= Exercise description =
Work out how many lines of the entries have the word "NVIDIA" in them. Respond with that number only.

= Data to use =

= = = = = = =

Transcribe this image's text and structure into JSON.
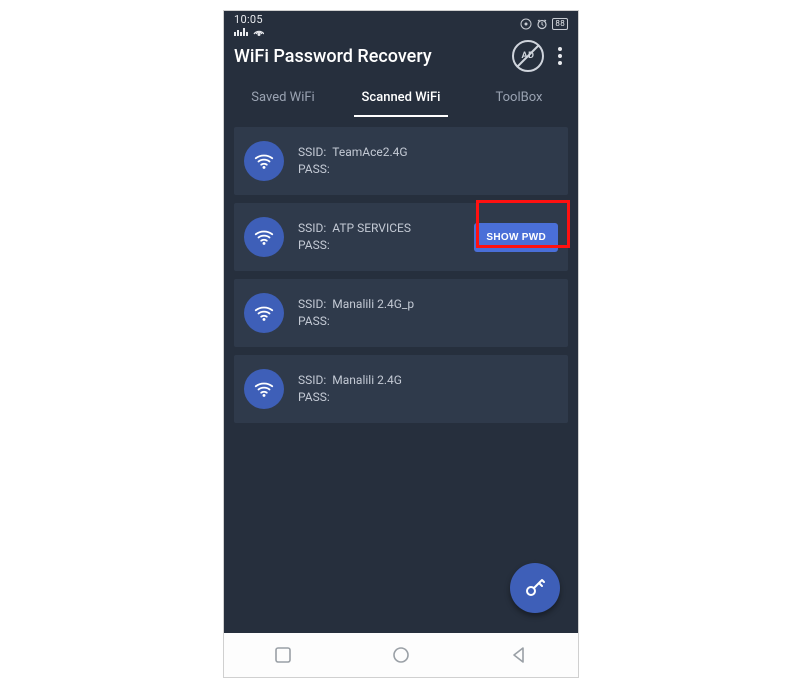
{
  "statusbar": {
    "time": "10:05",
    "battery": "88"
  },
  "appbar": {
    "title": "WiFi Password Recovery",
    "ad_label": "AD"
  },
  "tabs": {
    "saved": "Saved WiFi",
    "scanned": "Scanned WiFi",
    "toolbox": "ToolBox",
    "active_index": 1
  },
  "labels": {
    "ssid": "SSID:",
    "pass": "PASS:",
    "show_pwd": "SHOW PWD"
  },
  "networks": [
    {
      "ssid": "TeamAce2.4G",
      "pass": "",
      "show_button": false
    },
    {
      "ssid": "ATP SERVICES",
      "pass": "",
      "show_button": true
    },
    {
      "ssid": "Manalili 2.4G_p",
      "pass": "",
      "show_button": false
    },
    {
      "ssid": "Manalili 2.4G",
      "pass": "",
      "show_button": false
    }
  ]
}
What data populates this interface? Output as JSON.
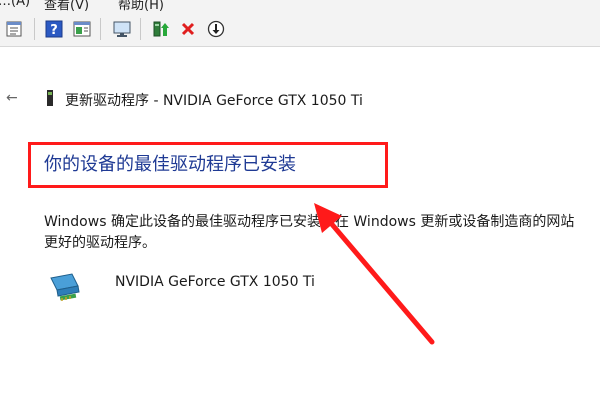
{
  "menubar": {
    "items": [
      {
        "label": "…(A)",
        "icon": "menu"
      },
      {
        "label": "查看(V)"
      },
      {
        "label": "帮助(H)"
      }
    ]
  },
  "toolbar": {
    "buttons": [
      {
        "icon": "properties-icon"
      },
      {
        "icon": "help-icon"
      },
      {
        "icon": "action-pane-icon"
      },
      {
        "icon": "monitor-scan-icon"
      },
      {
        "icon": "update-driver-icon"
      },
      {
        "icon": "uninstall-x-icon"
      },
      {
        "icon": "disable-device-icon"
      }
    ]
  },
  "dialog": {
    "header_title": "更新驱动程序 - NVIDIA GeForce GTX 1050 Ti",
    "headline": "你的设备的最佳驱动程序已安装",
    "description_line1": "Windows 确定此设备的最佳驱动程序已安装。在 Windows 更新或设备制造商的网站",
    "description_line2": "更好的驱动程序。",
    "device_name": "NVIDIA GeForce GTX 1050 Ti"
  },
  "colors": {
    "headline": "#1f3a94",
    "annotation_red": "#ff1a1a",
    "toolbar_bg": "#f3f3f3"
  }
}
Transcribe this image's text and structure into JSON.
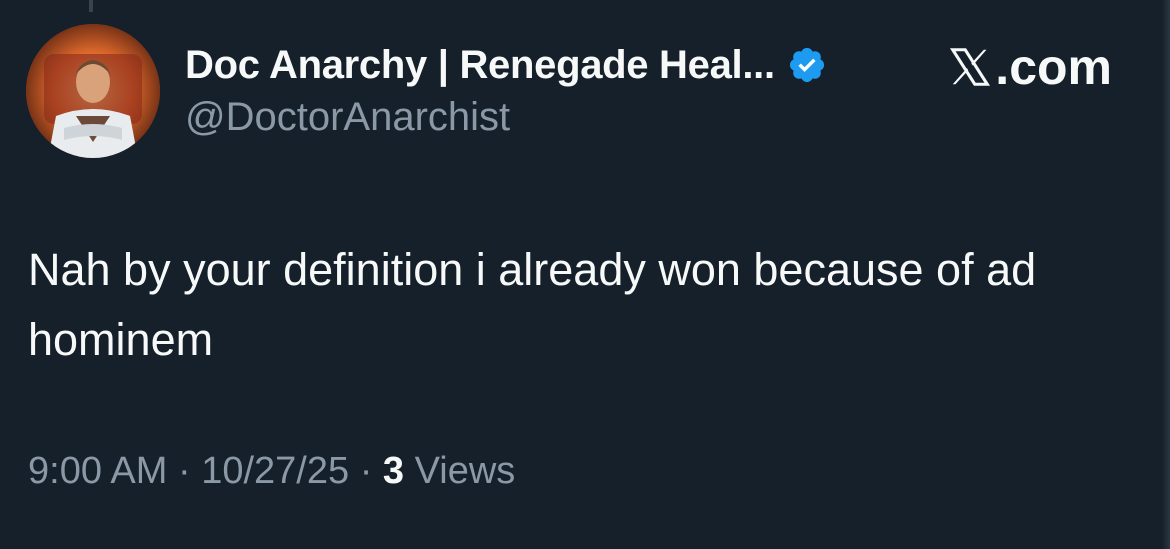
{
  "tweet": {
    "display_name": "Doc Anarchy | Renegade Heal...",
    "handle": "@DoctorAnarchist",
    "verified": true,
    "text": "Nah by your definition i already won because of ad hominem",
    "time": "9:00 AM",
    "date": "10/27/25",
    "separator": "·",
    "views_count": "3",
    "views_label": "Views"
  },
  "brand": {
    "icon": "x-logo-icon",
    "label": ".com"
  },
  "colors": {
    "background": "#15202b",
    "primary_text": "#f7f9f9",
    "secondary_text": "#8b98a5",
    "verified_blue": "#1d9bf0"
  }
}
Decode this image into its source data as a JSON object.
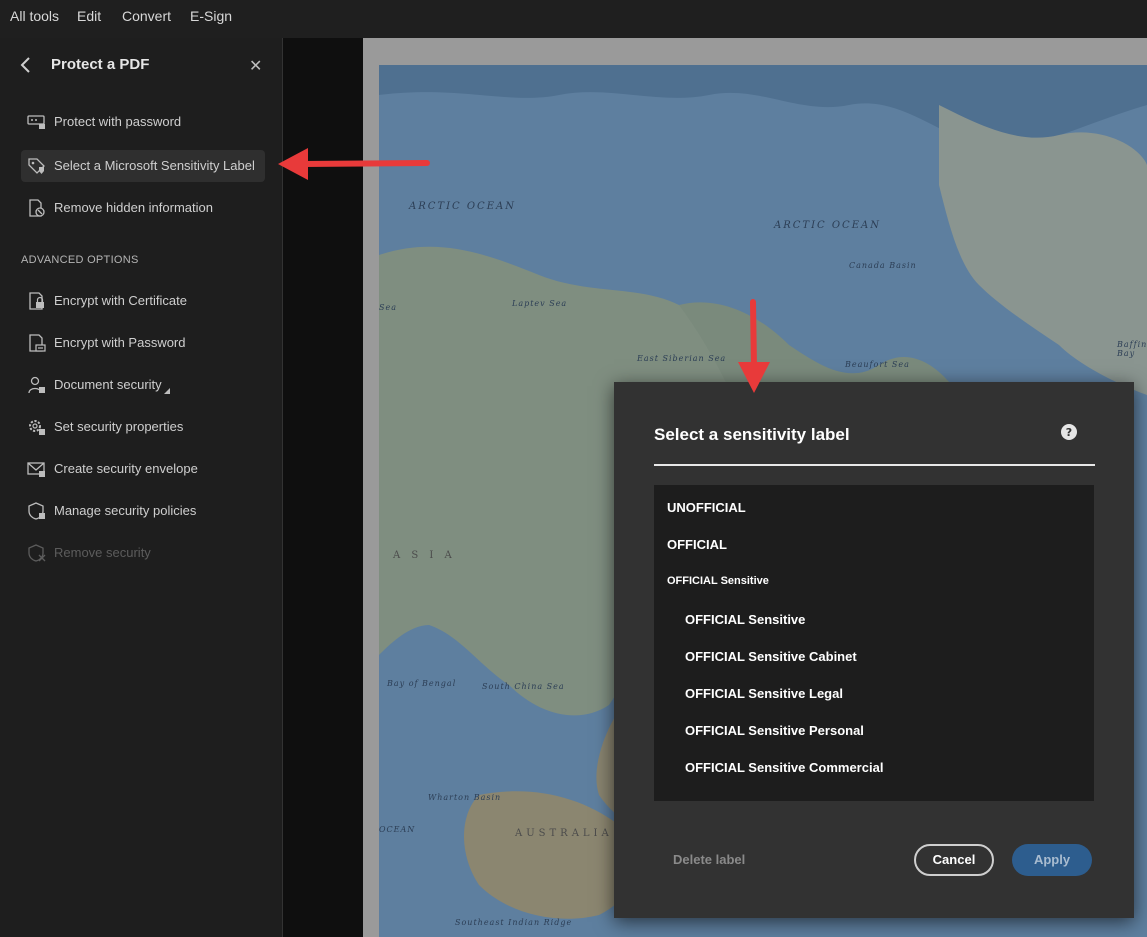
{
  "menubar": {
    "items": [
      "All tools",
      "Edit",
      "Convert",
      "E-Sign"
    ]
  },
  "sidebar": {
    "title": "Protect a PDF",
    "items": [
      {
        "label": "Protect with password",
        "icon": "password-field-icon"
      },
      {
        "label": "Select a Microsoft Sensitivity Label",
        "icon": "shield-tag-icon"
      },
      {
        "label": "Remove hidden information",
        "icon": "document-remove-icon"
      }
    ],
    "section_heading": "ADVANCED OPTIONS",
    "advanced_items": [
      {
        "label": "Encrypt with Certificate",
        "icon": "certificate-lock-icon"
      },
      {
        "label": "Encrypt with Password",
        "icon": "password-lock-icon"
      },
      {
        "label": "Document security",
        "icon": "user-lock-icon"
      },
      {
        "label": "Set security properties",
        "icon": "gear-lock-icon"
      },
      {
        "label": "Create security envelope",
        "icon": "envelope-lock-icon"
      },
      {
        "label": "Manage security policies",
        "icon": "shield-policy-icon"
      },
      {
        "label": "Remove security",
        "icon": "shield-remove-icon"
      }
    ]
  },
  "map": {
    "labels": [
      "ARCTIC OCEAN",
      "ARCTIC OCEAN",
      "Canada Basin",
      "Laptev Sea",
      "East Siberian Sea",
      "Beaufort Sea",
      "Baffin Bay",
      "A S I A",
      "AUSTRALIA",
      "OCEAN",
      "Bay of Bengal",
      "South China Sea",
      "Wharton Basin",
      "Southeast Indian Ridge",
      "Sea"
    ]
  },
  "dialog": {
    "title": "Select a sensitivity label",
    "options": [
      {
        "label": "UNOFFICIAL",
        "kind": "top"
      },
      {
        "label": "OFFICIAL",
        "kind": "top"
      },
      {
        "label": "OFFICIAL Sensitive",
        "kind": "group"
      },
      {
        "label": "OFFICIAL Sensitive",
        "kind": "sub"
      },
      {
        "label": "OFFICIAL Sensitive Cabinet",
        "kind": "sub"
      },
      {
        "label": "OFFICIAL Sensitive Legal",
        "kind": "sub"
      },
      {
        "label": "OFFICIAL Sensitive Personal",
        "kind": "sub"
      },
      {
        "label": "OFFICIAL Sensitive Commercial",
        "kind": "sub"
      }
    ],
    "delete_label": "Delete label",
    "cancel_label": "Cancel",
    "apply_label": "Apply"
  },
  "colors": {
    "accent_arrow": "#e83a3a",
    "apply_button": "#2d5d8e",
    "dialog_bg": "#323232",
    "sidebar_bg": "#1e1e1e"
  }
}
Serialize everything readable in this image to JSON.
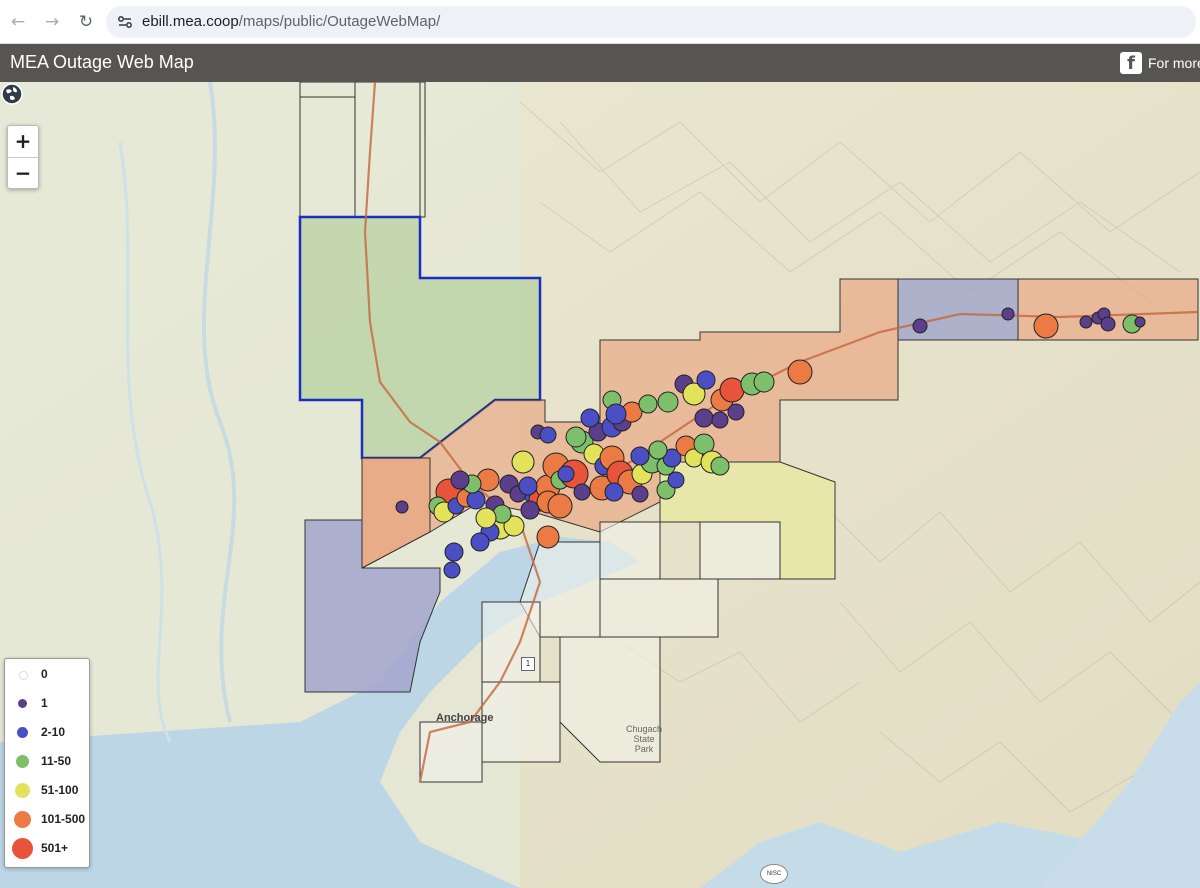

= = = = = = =

= Exercise answer =
2